[Records for this task Boundary: Start]

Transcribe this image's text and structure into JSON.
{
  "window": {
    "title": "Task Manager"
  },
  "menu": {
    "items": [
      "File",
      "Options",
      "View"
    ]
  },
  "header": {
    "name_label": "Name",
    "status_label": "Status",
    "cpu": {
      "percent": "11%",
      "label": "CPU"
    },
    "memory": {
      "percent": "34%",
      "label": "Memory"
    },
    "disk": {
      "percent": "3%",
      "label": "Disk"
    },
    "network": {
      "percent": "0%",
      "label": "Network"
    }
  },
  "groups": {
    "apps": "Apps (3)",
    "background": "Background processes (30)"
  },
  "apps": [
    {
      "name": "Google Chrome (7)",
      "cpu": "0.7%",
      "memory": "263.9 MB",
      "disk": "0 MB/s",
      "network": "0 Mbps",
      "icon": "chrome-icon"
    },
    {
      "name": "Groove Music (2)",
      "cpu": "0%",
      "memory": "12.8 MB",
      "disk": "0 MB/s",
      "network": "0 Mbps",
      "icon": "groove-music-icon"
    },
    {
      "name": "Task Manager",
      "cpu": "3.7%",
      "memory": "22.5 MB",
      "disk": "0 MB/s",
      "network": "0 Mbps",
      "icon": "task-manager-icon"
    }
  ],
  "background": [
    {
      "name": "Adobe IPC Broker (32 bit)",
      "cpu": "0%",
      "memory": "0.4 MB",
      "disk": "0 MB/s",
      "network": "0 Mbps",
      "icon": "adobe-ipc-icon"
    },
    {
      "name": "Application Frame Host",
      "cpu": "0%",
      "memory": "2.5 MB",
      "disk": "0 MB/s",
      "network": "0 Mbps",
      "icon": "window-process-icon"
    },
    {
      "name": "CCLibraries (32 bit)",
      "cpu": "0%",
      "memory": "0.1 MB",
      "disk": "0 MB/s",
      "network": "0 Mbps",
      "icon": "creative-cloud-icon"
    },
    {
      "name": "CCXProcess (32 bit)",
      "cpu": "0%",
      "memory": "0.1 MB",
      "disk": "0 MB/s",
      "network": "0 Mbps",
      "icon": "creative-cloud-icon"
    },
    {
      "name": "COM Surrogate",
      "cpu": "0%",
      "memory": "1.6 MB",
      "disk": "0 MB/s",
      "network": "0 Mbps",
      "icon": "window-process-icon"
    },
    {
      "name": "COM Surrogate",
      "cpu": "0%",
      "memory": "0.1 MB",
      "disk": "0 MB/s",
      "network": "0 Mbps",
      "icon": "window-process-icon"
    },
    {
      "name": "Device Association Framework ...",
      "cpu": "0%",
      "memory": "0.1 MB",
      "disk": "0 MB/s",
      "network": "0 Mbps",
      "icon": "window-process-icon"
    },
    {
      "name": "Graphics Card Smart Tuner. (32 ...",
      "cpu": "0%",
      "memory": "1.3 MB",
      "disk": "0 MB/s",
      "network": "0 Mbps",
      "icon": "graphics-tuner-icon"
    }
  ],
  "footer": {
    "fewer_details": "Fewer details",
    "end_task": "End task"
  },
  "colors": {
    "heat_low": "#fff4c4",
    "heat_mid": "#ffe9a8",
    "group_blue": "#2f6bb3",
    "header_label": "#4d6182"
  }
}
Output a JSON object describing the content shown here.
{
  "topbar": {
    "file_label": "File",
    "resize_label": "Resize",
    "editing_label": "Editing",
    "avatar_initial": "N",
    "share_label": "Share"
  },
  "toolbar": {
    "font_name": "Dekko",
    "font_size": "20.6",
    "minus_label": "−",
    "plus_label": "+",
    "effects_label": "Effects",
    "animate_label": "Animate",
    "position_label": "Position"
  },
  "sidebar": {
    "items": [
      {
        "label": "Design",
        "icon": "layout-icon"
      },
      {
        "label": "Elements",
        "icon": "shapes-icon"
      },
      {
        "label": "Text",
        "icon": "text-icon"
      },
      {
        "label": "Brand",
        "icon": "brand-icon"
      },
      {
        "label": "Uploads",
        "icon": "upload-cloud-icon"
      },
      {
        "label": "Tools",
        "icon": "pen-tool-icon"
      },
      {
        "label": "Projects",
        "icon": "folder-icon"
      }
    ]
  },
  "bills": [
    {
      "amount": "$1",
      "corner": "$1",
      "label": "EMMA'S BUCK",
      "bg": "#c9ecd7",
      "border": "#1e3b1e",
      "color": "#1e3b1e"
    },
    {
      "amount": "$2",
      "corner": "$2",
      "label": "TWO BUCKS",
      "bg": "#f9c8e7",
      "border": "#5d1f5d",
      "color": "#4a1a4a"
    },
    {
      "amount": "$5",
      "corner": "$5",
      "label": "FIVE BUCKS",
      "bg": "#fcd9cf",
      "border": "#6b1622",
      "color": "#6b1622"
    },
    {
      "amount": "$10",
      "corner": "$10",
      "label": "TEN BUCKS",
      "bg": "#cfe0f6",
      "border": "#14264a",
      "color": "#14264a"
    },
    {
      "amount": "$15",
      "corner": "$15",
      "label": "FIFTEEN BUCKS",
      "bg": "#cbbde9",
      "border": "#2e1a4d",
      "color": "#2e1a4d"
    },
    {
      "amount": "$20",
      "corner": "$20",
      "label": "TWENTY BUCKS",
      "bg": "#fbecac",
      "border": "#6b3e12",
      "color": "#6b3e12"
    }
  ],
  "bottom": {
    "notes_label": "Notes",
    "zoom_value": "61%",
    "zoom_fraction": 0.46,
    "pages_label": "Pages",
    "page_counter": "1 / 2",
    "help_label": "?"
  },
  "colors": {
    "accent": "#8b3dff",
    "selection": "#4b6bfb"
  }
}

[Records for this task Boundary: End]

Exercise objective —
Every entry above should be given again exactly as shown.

Response to the task —
Transcribe this image's text and structure into JSON.
{
  "window": {
    "title": "Task Manager"
  },
  "menu": {
    "items": [
      "File",
      "Options",
      "View"
    ]
  },
  "header": {
    "name_label": "Name",
    "status_label": "Status",
    "cpu": {
      "percent": "11%",
      "label": "CPU"
    },
    "memory": {
      "percent": "34%",
      "label": "Memory"
    },
    "disk": {
      "percent": "3%",
      "label": "Disk"
    },
    "network": {
      "percent": "0%",
      "label": "Network"
    }
  },
  "groups": {
    "apps": "Apps (3)",
    "background": "Background processes (30)"
  },
  "apps": [
    {
      "name": "Google Chrome (7)",
      "cpu": "0.7%",
      "memory": "263.9 MB",
      "disk": "0 MB/s",
      "network": "0 Mbps",
      "icon": "chrome-icon"
    },
    {
      "name": "Groove Music (2)",
      "cpu": "0%",
      "memory": "12.8 MB",
      "disk": "0 MB/s",
      "network": "0 Mbps",
      "icon": "groove-music-icon"
    },
    {
      "name": "Task Manager",
      "cpu": "3.7%",
      "memory": "22.5 MB",
      "disk": "0 MB/s",
      "network": "0 Mbps",
      "icon": "task-manager-icon"
    }
  ],
  "background": [
    {
      "name": "Adobe IPC Broker (32 bit)",
      "cpu": "0%",
      "memory": "0.4 MB",
      "disk": "0 MB/s",
      "network": "0 Mbps",
      "icon": "adobe-ipc-icon"
    },
    {
      "name": "Application Frame Host",
      "cpu": "0%",
      "memory": "2.5 MB",
      "disk": "0 MB/s",
      "network": "0 Mbps",
      "icon": "window-process-icon"
    },
    {
      "name": "CCLibraries (32 bit)",
      "cpu": "0%",
      "memory": "0.1 MB",
      "disk": "0 MB/s",
      "network": "0 Mbps",
      "icon": "creative-cloud-icon"
    },
    {
      "name": "CCXProcess (32 bit)",
      "cpu": "0%",
      "memory": "0.1 MB",
      "disk": "0 MB/s",
      "network": "0 Mbps",
      "icon": "creative-cloud-icon"
    },
    {
      "name": "COM Surrogate",
      "cpu": "0%",
      "memory": "1.6 MB",
      "disk": "0 MB/s",
      "network": "0 Mbps",
      "icon": "window-process-icon"
    },
    {
      "name": "COM Surrogate",
      "cpu": "0%",
      "memory": "0.1 MB",
      "disk": "0 MB/s",
      "network": "0 Mbps",
      "icon": "window-process-icon"
    },
    {
      "name": "Device Association Framework ...",
      "cpu": "0%",
      "memory": "0.1 MB",
      "disk": "0 MB/s",
      "network": "0 Mbps",
      "icon": "window-process-icon"
    },
    {
      "name": "Graphics Card Smart Tuner. (32 ...",
      "cpu": "0%",
      "memory": "1.3 MB",
      "disk": "0 MB/s",
      "network": "0 Mbps",
      "icon": "graphics-tuner-icon"
    }
  ],
  "footer": {
    "fewer_details": "Fewer details",
    "end_task": "End task"
  },
  "colors": {
    "heat_low": "#fff4c4",
    "heat_mid": "#ffe9a8",
    "group_blue": "#2f6bb3",
    "header_label": "#4d6182"
  }
}
Output a JSON object describing the content shown here.
{
  "topbar": {
    "file_label": "File",
    "resize_label": "Resize",
    "editing_label": "Editing",
    "avatar_initial": "N",
    "share_label": "Share"
  },
  "toolbar": {
    "font_name": "Dekko",
    "font_size": "20.6",
    "minus_label": "−",
    "plus_label": "+",
    "effects_label": "Effects",
    "animate_label": "Animate",
    "position_label": "Position"
  },
  "sidebar": {
    "items": [
      {
        "label": "Design",
        "icon": "layout-icon"
      },
      {
        "label": "Elements",
        "icon": "shapes-icon"
      },
      {
        "label": "Text",
        "icon": "text-icon"
      },
      {
        "label": "Brand",
        "icon": "brand-icon"
      },
      {
        "label": "Uploads",
        "icon": "upload-cloud-icon"
      },
      {
        "label": "Tools",
        "icon": "pen-tool-icon"
      },
      {
        "label": "Projects",
        "icon": "folder-icon"
      }
    ]
  },
  "bills": [
    {
      "amount": "$1",
      "corner": "$1",
      "label": "EMMA'S BUCK",
      "bg": "#c9ecd7",
      "border": "#1e3b1e",
      "color": "#1e3b1e"
    },
    {
      "amount": "$2",
      "corner": "$2",
      "label": "TWO BUCKS",
      "bg": "#f9c8e7",
      "border": "#5d1f5d",
      "color": "#4a1a4a"
    },
    {
      "amount": "$5",
      "corner": "$5",
      "label": "FIVE BUCKS",
      "bg": "#fcd9cf",
      "border": "#6b1622",
      "color": "#6b1622"
    },
    {
      "amount": "$10",
      "corner": "$10",
      "label": "TEN BUCKS",
      "bg": "#cfe0f6",
      "border": "#14264a",
      "color": "#14264a"
    },
    {
      "amount": "$15",
      "corner": "$15",
      "label": "FIFTEEN BUCKS",
      "bg": "#cbbde9",
      "border": "#2e1a4d",
      "color": "#2e1a4d"
    },
    {
      "amount": "$20",
      "corner": "$20",
      "label": "TWENTY BUCKS",
      "bg": "#fbecac",
      "border": "#6b3e12",
      "color": "#6b3e12"
    }
  ],
  "bottom": {
    "notes_label": "Notes",
    "zoom_value": "61%",
    "zoom_fraction": 0.46,
    "pages_label": "Pages",
    "page_counter": "1 / 2",
    "help_label": "?"
  },
  "colors": {
    "accent": "#8b3dff",
    "selection": "#4b6bfb"
  }
}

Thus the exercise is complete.